__About this exercise__: Please return every record exactly as it appears.

Data about app and page elements:
__________

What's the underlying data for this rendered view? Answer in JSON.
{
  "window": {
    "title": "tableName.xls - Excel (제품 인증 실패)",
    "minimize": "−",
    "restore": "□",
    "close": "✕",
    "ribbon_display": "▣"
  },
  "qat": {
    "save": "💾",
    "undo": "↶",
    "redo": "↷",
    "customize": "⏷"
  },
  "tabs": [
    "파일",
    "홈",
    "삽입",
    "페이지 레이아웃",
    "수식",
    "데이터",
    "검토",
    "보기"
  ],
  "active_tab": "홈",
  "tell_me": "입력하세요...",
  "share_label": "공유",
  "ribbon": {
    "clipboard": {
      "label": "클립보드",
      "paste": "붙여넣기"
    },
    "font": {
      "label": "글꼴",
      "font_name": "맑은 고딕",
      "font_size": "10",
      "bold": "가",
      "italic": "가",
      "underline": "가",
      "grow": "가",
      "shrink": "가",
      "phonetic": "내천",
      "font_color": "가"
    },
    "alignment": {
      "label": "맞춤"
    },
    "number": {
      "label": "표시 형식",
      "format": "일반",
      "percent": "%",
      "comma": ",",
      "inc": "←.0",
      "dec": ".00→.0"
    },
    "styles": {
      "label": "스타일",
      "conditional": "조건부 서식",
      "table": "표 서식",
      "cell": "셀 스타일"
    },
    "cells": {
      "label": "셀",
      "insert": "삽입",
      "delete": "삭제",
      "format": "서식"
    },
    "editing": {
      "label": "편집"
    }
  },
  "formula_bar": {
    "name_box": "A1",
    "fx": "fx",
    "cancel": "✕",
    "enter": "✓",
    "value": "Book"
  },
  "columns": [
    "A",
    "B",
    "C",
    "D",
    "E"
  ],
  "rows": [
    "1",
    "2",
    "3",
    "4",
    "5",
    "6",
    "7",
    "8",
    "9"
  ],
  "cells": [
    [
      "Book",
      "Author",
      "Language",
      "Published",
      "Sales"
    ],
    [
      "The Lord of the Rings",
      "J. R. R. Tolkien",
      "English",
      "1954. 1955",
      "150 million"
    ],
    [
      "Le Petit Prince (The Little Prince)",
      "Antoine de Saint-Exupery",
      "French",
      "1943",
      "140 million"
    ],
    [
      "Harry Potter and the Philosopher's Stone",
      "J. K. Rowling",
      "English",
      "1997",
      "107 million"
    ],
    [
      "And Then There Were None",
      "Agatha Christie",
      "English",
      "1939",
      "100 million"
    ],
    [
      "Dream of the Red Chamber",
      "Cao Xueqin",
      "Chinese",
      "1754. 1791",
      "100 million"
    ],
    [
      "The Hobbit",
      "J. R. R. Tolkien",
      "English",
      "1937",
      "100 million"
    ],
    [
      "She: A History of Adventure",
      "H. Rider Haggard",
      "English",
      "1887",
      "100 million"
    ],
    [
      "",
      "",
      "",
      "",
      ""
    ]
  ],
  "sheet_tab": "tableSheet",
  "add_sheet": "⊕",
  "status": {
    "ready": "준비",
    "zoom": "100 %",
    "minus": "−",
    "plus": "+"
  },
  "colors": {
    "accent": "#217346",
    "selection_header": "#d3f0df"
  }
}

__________

__Answer for this exercise__:
What's the underlying data for this rendered view? Answer in JSON.
{
  "window": {
    "title": "tableName.xls - Excel (제품 인증 실패)",
    "minimize": "−",
    "restore": "□",
    "close": "✕",
    "ribbon_display": "▣"
  },
  "qat": {
    "save": "💾",
    "undo": "↶",
    "redo": "↷",
    "customize": "⏷"
  },
  "tabs": [
    "파일",
    "홈",
    "삽입",
    "페이지 레이아웃",
    "수식",
    "데이터",
    "검토",
    "보기"
  ],
  "active_tab": "홈",
  "tell_me": "입력하세요...",
  "share_label": "공유",
  "ribbon": {
    "clipboard": {
      "label": "클립보드",
      "paste": "붙여넣기"
    },
    "font": {
      "label": "글꼴",
      "font_name": "맑은 고딕",
      "font_size": "10",
      "bold": "가",
      "italic": "가",
      "underline": "가",
      "grow": "가",
      "shrink": "가",
      "phonetic": "내천",
      "font_color": "가"
    },
    "alignment": {
      "label": "맞춤"
    },
    "number": {
      "label": "표시 형식",
      "format": "일반",
      "percent": "%",
      "comma": ",",
      "inc": "←.0",
      "dec": ".00→.0"
    },
    "styles": {
      "label": "스타일",
      "conditional": "조건부 서식",
      "table": "표 서식",
      "cell": "셀 스타일"
    },
    "cells": {
      "label": "셀",
      "insert": "삽입",
      "delete": "삭제",
      "format": "서식"
    },
    "editing": {
      "label": "편집"
    }
  },
  "formula_bar": {
    "name_box": "A1",
    "fx": "fx",
    "cancel": "✕",
    "enter": "✓",
    "value": "Book"
  },
  "columns": [
    "A",
    "B",
    "C",
    "D",
    "E"
  ],
  "rows": [
    "1",
    "2",
    "3",
    "4",
    "5",
    "6",
    "7",
    "8",
    "9"
  ],
  "cells": [
    [
      "Book",
      "Author",
      "Language",
      "Published",
      "Sales"
    ],
    [
      "The Lord of the Rings",
      "J. R. R. Tolkien",
      "English",
      "1954. 1955",
      "150 million"
    ],
    [
      "Le Petit Prince (The Little Prince)",
      "Antoine de Saint-Exupery",
      "French",
      "1943",
      "140 million"
    ],
    [
      "Harry Potter and the Philosopher's Stone",
      "J. K. Rowling",
      "English",
      "1997",
      "107 million"
    ],
    [
      "And Then There Were None",
      "Agatha Christie",
      "English",
      "1939",
      "100 million"
    ],
    [
      "Dream of the Red Chamber",
      "Cao Xueqin",
      "Chinese",
      "1754. 1791",
      "100 million"
    ],
    [
      "The Hobbit",
      "J. R. R. Tolkien",
      "English",
      "1937",
      "100 million"
    ],
    [
      "She: A History of Adventure",
      "H. Rider Haggard",
      "English",
      "1887",
      "100 million"
    ],
    [
      "",
      "",
      "",
      "",
      ""
    ]
  ],
  "sheet_tab": "tableSheet",
  "add_sheet": "⊕",
  "status": {
    "ready": "준비",
    "zoom": "100 %",
    "minus": "−",
    "plus": "+"
  },
  "colors": {
    "accent": "#217346",
    "selection_header": "#d3f0df"
  }
}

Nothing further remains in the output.